The Attorney General’s office, under state law, has an duty to sign reciprocity agreements in 6109(k):
(1) The Attorney General shall have the power and duty to enter into reciprocity agreements with other states providing for the mutual recognition of a license to carry a firearm issued by the Commonwealth and a license or permit to carry a firearm issued by the other state. To carry out this duty, the Attorney General is authorized to negotiate reciprocity agreements and grant recognition of a license or permit to carry a firearm issued by another state.
(2) The Attorney General shall report to the General Assembly within 180 days of the effective date of this paragraph and annually thereafter concerning the agreements which have been consummated under this subsection.
I’d argue that concurrent with that duty is not to exit reciprocity agreements that have been negotiated under this subsection. I’d note that Pennsylvanians can still carry in Utah and Idaho, because those states honor any other state permit. But residents of Utah and Idaho may no longer lawfully carry in Pennsylvania. For residents of those states, I’m very sorry, but elections have consequences, and when we elect a Bloomberg-bought Attorney General, these are the wages.
I’d really like to see NRA put some legislative muscle into fixing this problem. First suggestion would be to blow up 6106(b)(15)(ii):
(15) Any person who possesses a valid and lawfully issued license or permit to carry a firearm which has been issued under the laws of another state, regardless of whether a reciprocity agreement exists between the Commonwealth and the state under section 6109(k), provided:
(i) The state provides a reciprocal privilege for individuals licensed to carry firearms under section 6109.
(ii) The Attorney General has determined that the firearm laws of the state are similar to the firearm laws of this Commonwealth.
And by clarifying 6109(k) to make clear that the Attorney General may not revise or rescind existing agreements unless the reciprocal state requests it, or there has been a change in the reciprocal state’s statutory law.

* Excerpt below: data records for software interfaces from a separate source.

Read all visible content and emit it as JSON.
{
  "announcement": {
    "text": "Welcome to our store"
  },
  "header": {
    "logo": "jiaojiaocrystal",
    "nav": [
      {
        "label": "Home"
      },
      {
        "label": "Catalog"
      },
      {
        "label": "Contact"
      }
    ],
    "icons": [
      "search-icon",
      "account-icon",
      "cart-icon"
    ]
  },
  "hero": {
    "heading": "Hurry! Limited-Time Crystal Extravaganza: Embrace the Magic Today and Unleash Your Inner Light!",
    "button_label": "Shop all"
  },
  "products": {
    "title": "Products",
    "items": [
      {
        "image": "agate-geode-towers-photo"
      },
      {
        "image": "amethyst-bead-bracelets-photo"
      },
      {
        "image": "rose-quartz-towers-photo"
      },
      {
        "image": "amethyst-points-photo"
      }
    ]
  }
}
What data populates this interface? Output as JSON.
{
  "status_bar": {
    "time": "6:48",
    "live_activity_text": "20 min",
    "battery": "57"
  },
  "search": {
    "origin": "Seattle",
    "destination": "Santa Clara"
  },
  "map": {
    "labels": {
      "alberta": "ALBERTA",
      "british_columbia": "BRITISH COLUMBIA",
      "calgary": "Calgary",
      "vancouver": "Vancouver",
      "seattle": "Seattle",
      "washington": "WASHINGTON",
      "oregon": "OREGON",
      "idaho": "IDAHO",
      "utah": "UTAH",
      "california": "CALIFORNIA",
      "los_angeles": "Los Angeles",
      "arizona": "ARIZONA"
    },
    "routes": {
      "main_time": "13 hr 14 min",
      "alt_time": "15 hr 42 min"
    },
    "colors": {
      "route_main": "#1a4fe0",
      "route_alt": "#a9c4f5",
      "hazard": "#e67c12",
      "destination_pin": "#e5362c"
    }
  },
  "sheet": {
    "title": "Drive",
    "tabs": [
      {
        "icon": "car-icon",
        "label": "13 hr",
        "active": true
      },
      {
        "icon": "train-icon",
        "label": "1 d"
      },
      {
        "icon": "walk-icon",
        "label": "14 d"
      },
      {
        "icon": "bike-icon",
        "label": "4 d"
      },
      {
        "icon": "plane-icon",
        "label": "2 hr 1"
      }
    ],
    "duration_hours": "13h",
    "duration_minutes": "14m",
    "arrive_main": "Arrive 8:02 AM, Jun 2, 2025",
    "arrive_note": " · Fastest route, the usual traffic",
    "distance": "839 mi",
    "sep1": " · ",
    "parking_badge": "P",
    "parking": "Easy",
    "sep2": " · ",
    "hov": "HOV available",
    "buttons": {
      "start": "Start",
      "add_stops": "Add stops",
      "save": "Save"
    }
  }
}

Most importantly, I think we all need to work to make sure Kathleen Kane becomes a one-term Attorney General.
UPDATE: Here’s a copy of the letter sent to Utah. I thought she had tweaked all the agreements with states that issued to non-residents so that PA would not recognize non-resident permits? Why suddenly get rid of the whole thing? Also, Superior Court has already ruled that PA residents must have a PA LTC to carry in PA. This is just a way to screw us and to please her patron Bloomberg, if you ask me.
Cam Edwards interviewed Dr. Eric Dietz, director of Purdue University’s Homeland Security Institute, who studied various responses to active shooters in schools. According to the research, the presence of a school resource officer improved response time by 80 percent over waiting for police, and they found that casualties could be cut by 2/3 if a school resource officer had access to a firearm during an active shooter situation.
Along these lines, NRA is actually putting up cash to help schools deal with safety concerns. Kyle Weaver, director of General Operations, announced that the School Shield program distributed over $200,000 in grants around the country this year. He said that these grant recipients and their projects would be featured on NRA News over the coming year.